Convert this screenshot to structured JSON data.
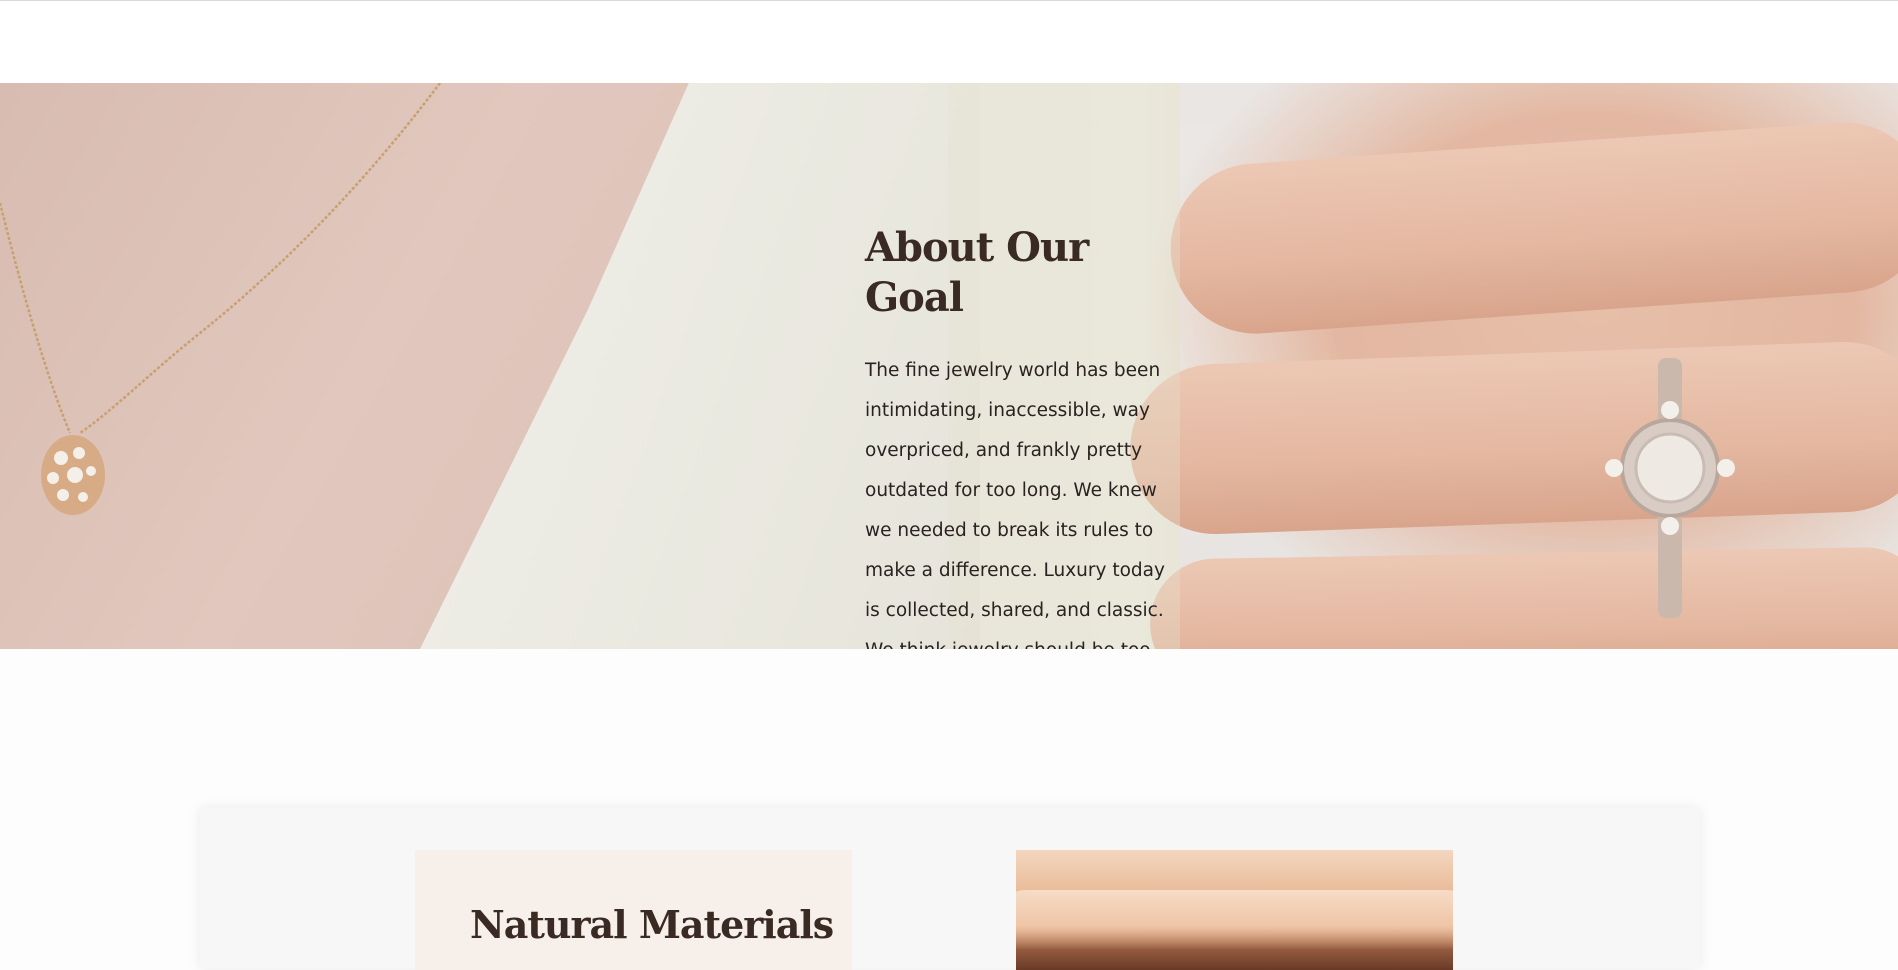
{
  "about": {
    "title": "About Our Goal",
    "body": "The fine jewelry world has been intimidating, inaccessible, way overpriced, and frankly pretty outdated for too long. We knew we needed to break its rules to make a difference. Luxury today is collected, shared, and classic. We think jewelry should be too."
  },
  "features": {
    "materials_title": "Natural Materials"
  },
  "colors": {
    "heading": "#3a2a24",
    "body_text": "#2a2220",
    "card_bg": "#f7f7f7",
    "materials_bg": "#f7efe9"
  },
  "images": {
    "hero": "necklace-and-ring-photo",
    "feature_photo": "hand-closeup-photo"
  }
}
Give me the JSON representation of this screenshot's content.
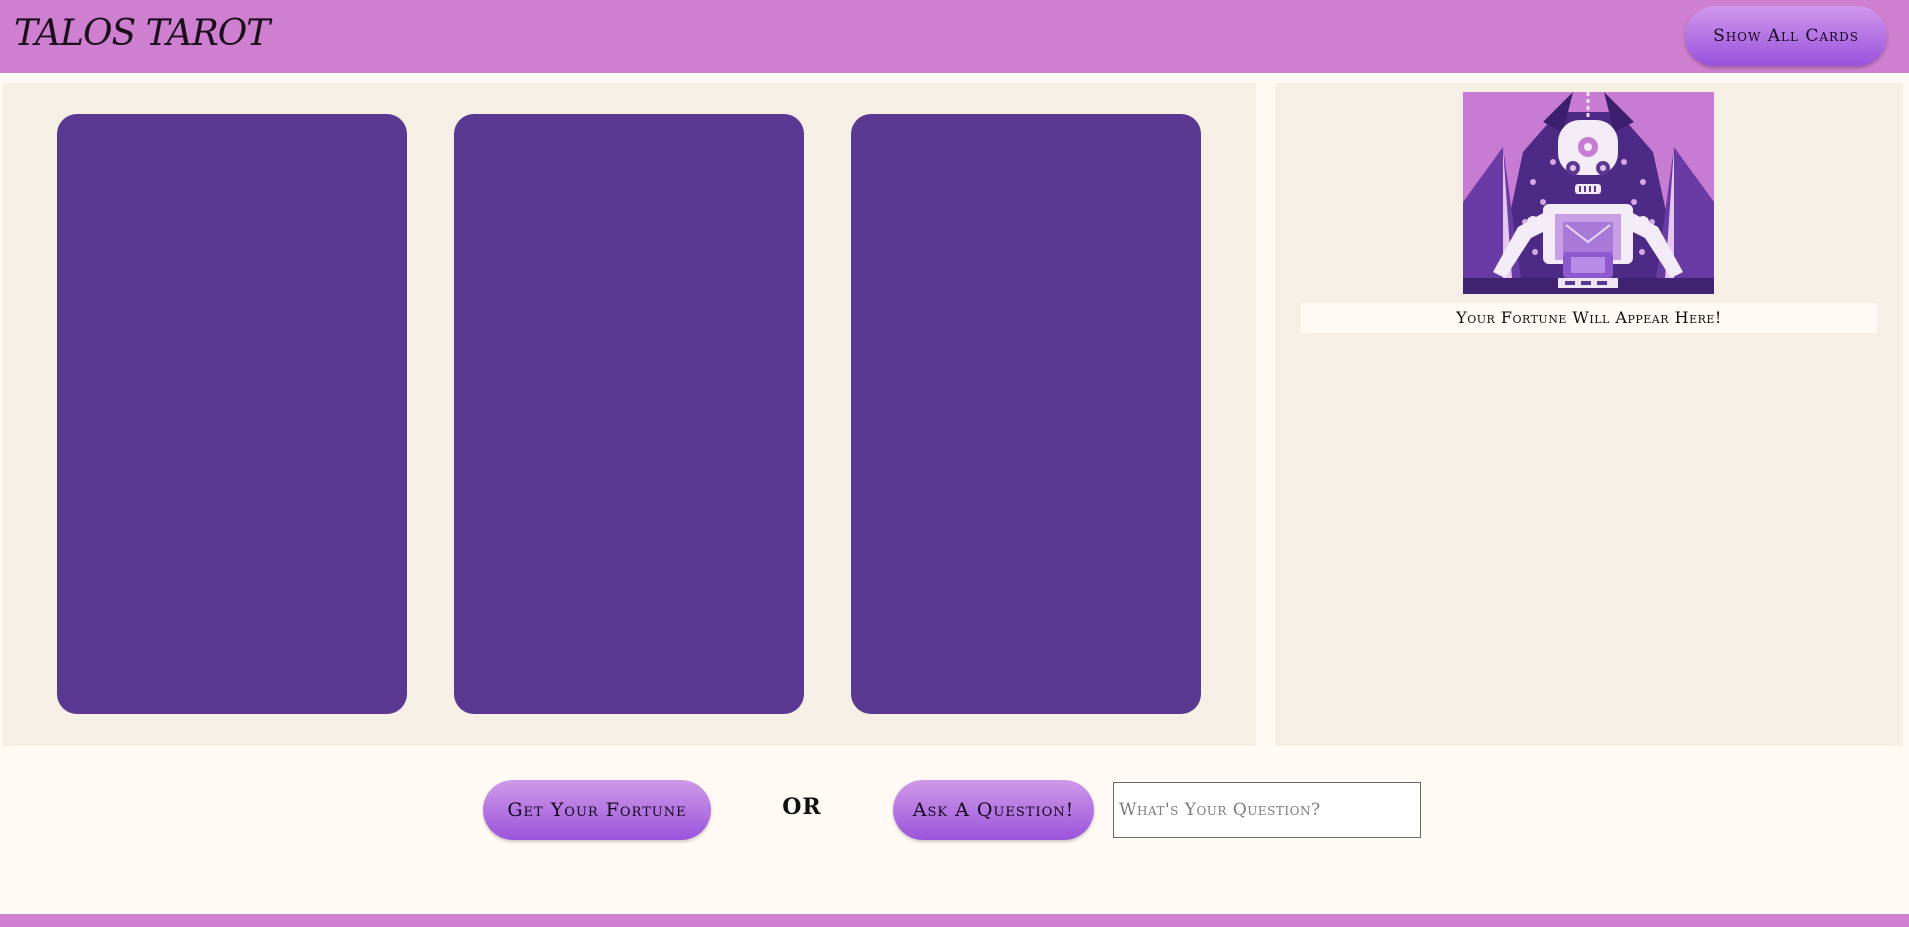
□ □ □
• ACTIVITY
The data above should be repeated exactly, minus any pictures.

• WRITTEN SOLUTION
Convert this screenshot to structured JSON data.
{
  "about": {
    "title": "About Our Goal",
    "body": "The fine jewelry world has been intimidating, inaccessible, way overpriced, and frankly pretty outdated for too long. We knew we needed to break its rules to make a difference. Luxury today is collected, shared, and classic. We think jewelry should be too."
  },
  "features": {
    "materials_title": "Natural Materials"
  },
  "colors": {
    "heading": "#3a2a24",
    "body_text": "#2a2220",
    "card_bg": "#f7f7f7",
    "materials_bg": "#f7efe9"
  },
  "images": {
    "hero": "necklace-and-ring-photo",
    "feature_photo": "hand-closeup-photo"
  }
}
Give me the JSON representation of this screenshot's content.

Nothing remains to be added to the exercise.